The economy too is at a volatile juncture with slower-than-expected growth recovery and galloping inflation. For stocks, the plausibility of earnings growth is diluting and valuation is said to trade below the long-term average. So, what could be better than to have some safe options even during a volatile period, enjoy the thrills of new-age investments and still achieve the monetary goals?

Girirajan Murugan, the chief executive officer at FundsIndia, lists more instruments that will help millennials to avoid some volatility:

InvIT – Infrastructure Investment Trust

This involves a trust channeling investments from individuals/institutions toward infrastructure projects. In a developing country like ours, the demand for good infrastructure is huge and perennial, in my opinion, Murugan said, adding that an investment in an InvIT with a good management will be a fruitful investment for the long term.

However, most infrastructure projects are subject to government regulations and interference. Change in the political space could affect such investments. Lack of choices to choose from is a severe disadvantage. Being a budding avenue, the participation in this investment is comparatively low. This means that selling them in the current market could be difficult. However, if the market for this type of investment takes off, then this concern will be void.

REIT – Real Estate Investment Trust

Similar to InvITs, REITs pool resources to invest in real estate assets. “Real estate investment has not lost its flair even today, despite being a conventional investment. That’s exactly why I’d like to call this a “grandfather-approved investment,” Murugan said.
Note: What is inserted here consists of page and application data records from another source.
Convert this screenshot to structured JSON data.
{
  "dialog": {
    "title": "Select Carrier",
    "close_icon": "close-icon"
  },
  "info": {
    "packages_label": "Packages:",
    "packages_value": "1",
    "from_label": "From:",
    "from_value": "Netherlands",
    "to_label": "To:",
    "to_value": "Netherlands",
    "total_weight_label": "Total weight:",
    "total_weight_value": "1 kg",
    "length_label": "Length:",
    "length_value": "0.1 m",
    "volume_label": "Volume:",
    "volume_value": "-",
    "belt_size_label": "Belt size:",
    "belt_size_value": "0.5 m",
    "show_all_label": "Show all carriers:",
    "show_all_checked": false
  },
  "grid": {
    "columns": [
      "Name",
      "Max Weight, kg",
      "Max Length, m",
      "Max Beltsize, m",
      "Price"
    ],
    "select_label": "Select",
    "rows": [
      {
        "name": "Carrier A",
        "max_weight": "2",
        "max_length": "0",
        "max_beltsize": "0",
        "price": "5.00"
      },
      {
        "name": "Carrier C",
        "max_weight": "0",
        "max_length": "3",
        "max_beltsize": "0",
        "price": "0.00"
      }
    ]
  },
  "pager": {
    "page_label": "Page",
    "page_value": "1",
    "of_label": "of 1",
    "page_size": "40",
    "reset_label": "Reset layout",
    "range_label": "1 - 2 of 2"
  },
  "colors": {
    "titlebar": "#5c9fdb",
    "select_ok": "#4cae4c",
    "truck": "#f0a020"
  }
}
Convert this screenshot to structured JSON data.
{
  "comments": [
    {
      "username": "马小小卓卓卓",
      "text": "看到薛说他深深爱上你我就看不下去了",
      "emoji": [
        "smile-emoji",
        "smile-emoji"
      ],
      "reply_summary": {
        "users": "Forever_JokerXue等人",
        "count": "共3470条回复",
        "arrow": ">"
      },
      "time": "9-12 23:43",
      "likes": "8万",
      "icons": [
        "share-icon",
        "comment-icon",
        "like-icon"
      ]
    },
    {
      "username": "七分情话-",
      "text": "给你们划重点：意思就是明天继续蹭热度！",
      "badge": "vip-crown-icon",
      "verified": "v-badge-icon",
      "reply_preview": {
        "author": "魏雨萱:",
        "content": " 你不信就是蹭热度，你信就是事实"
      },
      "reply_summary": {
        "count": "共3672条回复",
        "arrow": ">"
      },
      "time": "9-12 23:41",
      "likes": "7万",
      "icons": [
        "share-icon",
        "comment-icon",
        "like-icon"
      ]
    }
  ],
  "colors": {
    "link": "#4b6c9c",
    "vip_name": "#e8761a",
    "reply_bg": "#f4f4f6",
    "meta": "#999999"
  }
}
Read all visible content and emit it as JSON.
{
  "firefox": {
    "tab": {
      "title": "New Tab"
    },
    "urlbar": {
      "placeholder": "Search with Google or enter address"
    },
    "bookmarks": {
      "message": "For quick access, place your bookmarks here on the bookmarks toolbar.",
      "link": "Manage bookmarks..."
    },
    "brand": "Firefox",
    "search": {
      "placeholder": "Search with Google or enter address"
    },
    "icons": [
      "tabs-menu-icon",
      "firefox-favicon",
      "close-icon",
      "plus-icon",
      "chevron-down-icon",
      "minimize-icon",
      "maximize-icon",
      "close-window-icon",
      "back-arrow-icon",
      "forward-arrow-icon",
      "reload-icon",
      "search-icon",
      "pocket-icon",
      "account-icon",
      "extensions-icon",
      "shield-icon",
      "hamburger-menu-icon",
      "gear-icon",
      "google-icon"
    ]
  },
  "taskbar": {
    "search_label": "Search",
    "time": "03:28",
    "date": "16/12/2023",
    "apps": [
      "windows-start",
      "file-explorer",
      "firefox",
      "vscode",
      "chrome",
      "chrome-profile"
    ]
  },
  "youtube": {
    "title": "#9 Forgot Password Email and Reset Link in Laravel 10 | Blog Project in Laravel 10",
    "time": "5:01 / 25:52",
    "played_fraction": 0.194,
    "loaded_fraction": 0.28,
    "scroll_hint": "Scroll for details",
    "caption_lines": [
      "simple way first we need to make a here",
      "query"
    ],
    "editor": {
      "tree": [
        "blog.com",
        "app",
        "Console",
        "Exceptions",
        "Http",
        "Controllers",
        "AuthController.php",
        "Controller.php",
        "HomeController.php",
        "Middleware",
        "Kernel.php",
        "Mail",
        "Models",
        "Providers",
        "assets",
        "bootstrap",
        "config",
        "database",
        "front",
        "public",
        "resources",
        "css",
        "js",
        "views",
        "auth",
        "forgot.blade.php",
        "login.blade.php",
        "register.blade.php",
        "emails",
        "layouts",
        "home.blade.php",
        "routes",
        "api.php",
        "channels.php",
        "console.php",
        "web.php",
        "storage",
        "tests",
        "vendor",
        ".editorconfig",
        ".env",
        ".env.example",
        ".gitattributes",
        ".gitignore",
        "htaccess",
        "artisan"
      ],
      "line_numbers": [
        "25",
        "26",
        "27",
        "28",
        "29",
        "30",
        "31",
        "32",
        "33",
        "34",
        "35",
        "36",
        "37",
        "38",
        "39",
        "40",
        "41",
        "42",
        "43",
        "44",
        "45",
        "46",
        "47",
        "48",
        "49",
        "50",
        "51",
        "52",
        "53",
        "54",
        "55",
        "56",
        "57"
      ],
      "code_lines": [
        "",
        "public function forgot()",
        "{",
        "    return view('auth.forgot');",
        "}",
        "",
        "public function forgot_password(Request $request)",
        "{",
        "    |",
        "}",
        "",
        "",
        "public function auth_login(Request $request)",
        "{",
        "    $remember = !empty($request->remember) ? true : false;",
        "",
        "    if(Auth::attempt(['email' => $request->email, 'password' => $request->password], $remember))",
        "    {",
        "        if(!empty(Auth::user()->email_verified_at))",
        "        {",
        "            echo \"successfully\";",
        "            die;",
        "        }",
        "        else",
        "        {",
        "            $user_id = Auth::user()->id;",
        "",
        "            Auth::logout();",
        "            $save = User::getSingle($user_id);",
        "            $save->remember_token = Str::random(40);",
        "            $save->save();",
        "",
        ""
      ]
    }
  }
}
By enabling part ownership, REIT has made real estate more accessible for all sections of people. REIT investments buy you ownership to the property in question, proportionate to the investment made. The income from this asset shall also follow the same proportion.

There are 2 categories of REIT – tradable and non-tradable. Some non-tradable REITs disclose the share values only after 18 months. Non-tradable REITs also carry the disadvantage of less liquidity.

ESG (Environmental, Social and Governance) Investing

In this mode, the investment is directed toward the development of businesses that toil for the betterment of the world. One can either invest through readily available ESG Mutual Funds, or they can identify the right companies and invest in their stocks.

“As far as ESG investing is concerned, it’s a thumbs up from me, and I say this from an ethical standpoint. The reason is that a good planet and a harmonious society are something we can’t survive without. When it boils down to it, man will eventually be forced to choose survival over profitability. If you choose to do it for the purpose, rather than for profitability, this may be one of your best investments,” Murugan said.

ESG assets are on track to exceed $53 trillion by 2025 and represent more than a third of the $140.5 trillion in projected total assets under management (AuM), according to Bloomberg Intelligence.

Bexley Advisors’ Sinha said millennials are at the best point of their lives currently to invest, as they have the bulk of their lives ahead of them. With these options explained, the millennials perhaps have better insight on the options available. Remember how we introduced the generations in the first part of the story and talked about an angry young man from Bollywood? Well, keep the swag and invest with prudence.

Adblock test (Why?)



Source link

Continue Reading

Trending